Extracted information Block Start

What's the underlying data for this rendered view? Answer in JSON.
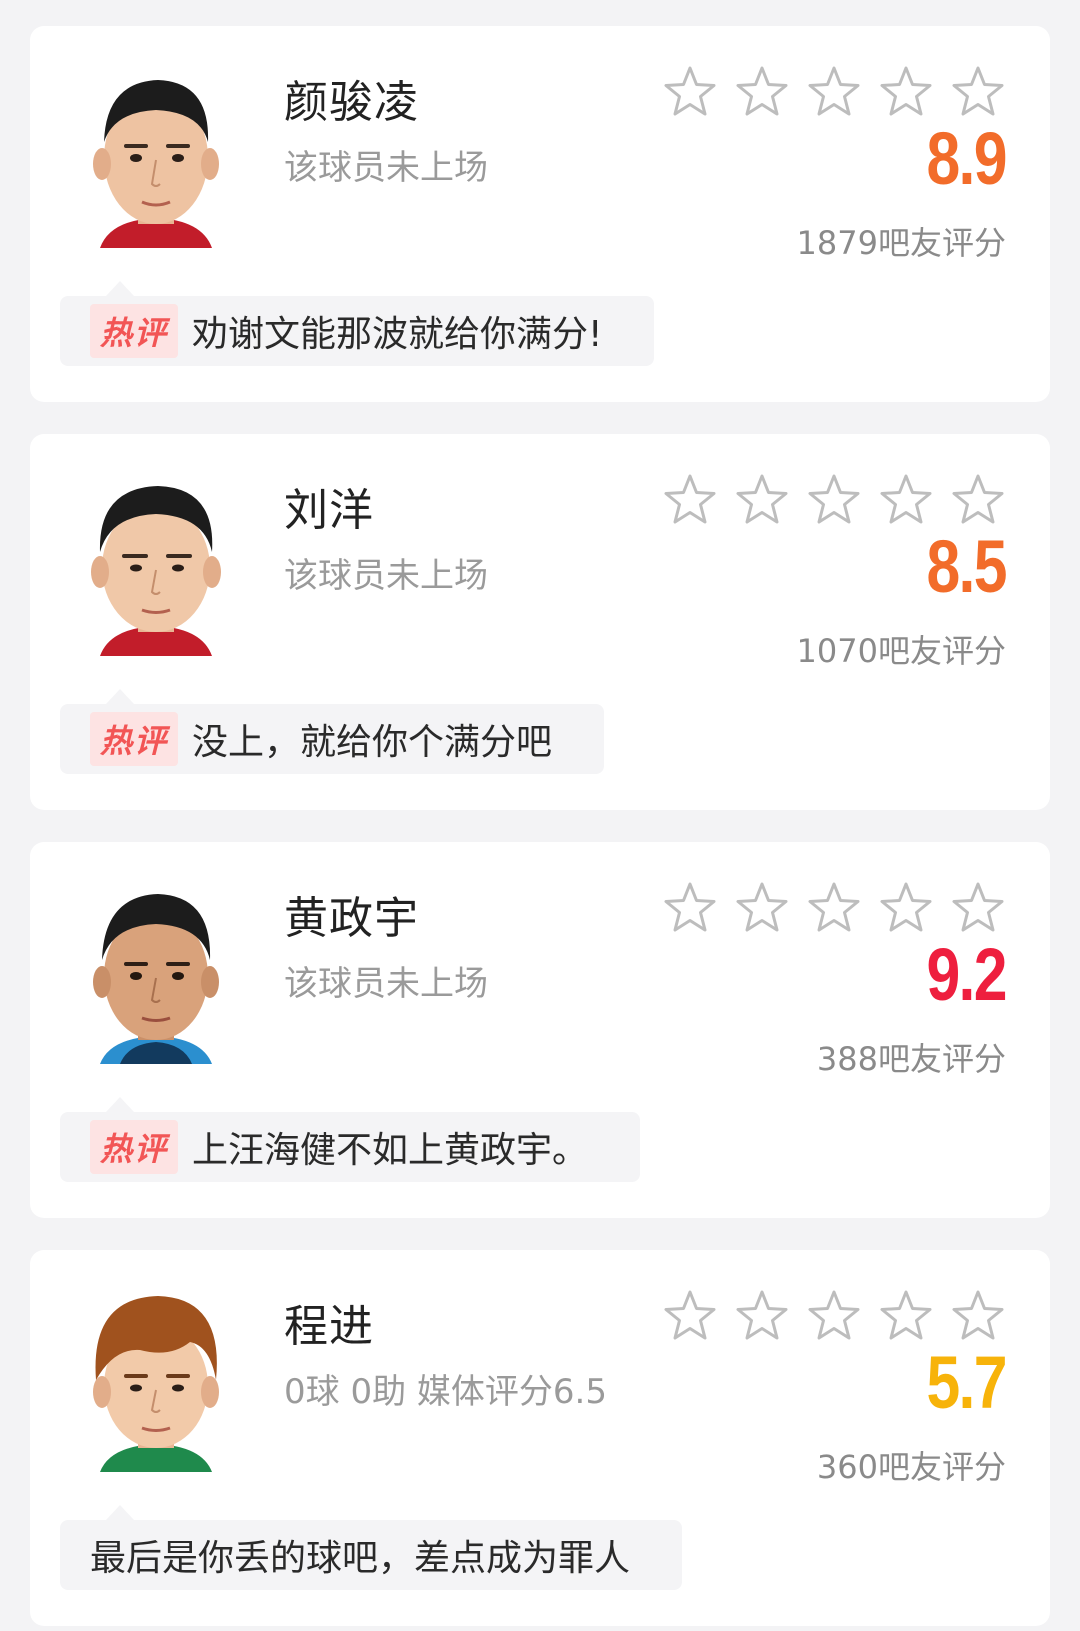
{
  "players": [
    {
      "name": "颜骏凌",
      "status": "该球员未上场",
      "score": "8.9",
      "score_color": "#f26c2a",
      "votes": "1879吧友评分",
      "stars_filled": 0,
      "hot_tag": "热评",
      "comment": "劝谢文能那波就给你满分!",
      "hair_color": "#1c1c1c",
      "shirt_color": "#c21d2a"
    },
    {
      "name": "刘洋",
      "status": "该球员未上场",
      "score": "8.5",
      "score_color": "#f26c2a",
      "votes": "1070吧友评分",
      "stars_filled": 0,
      "hot_tag": "热评",
      "comment": "没上，就给你个满分吧",
      "hair_color": "#1c1c1c",
      "shirt_color": "#c21d2a"
    },
    {
      "name": "黄政宇",
      "status": "该球员未上场",
      "score": "9.2",
      "score_color": "#ee1f3e",
      "votes": "388吧友评分",
      "stars_filled": 0,
      "hot_tag": "热评",
      "comment": "上汪海健不如上黄政宇。",
      "hair_color": "#1c1c1c",
      "shirt_color": "#2b8fcf"
    },
    {
      "name": "程进",
      "status": "0球 0助  媒体评分6.5",
      "score": "5.7",
      "score_color": "#f7b30a",
      "votes": "360吧友评分",
      "stars_filled": 0,
      "hot_tag": "",
      "comment": "最后是你丢的球吧，差点成为罪人",
      "hair_color": "#a0521e",
      "shirt_color": "#1f8a4c"
    }
  ],
  "star_icon": "star-outline-icon",
  "star_color": "#bdbdbd"
}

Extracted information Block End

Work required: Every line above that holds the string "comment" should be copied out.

Solution:
      "comment": "劝谢文能那波就给你满分!",
      "comment": "没上，就给你个满分吧",
      "comment": "上汪海健不如上黄政宇。",
      "comment": "最后是你丢的球吧，差点成为罪人",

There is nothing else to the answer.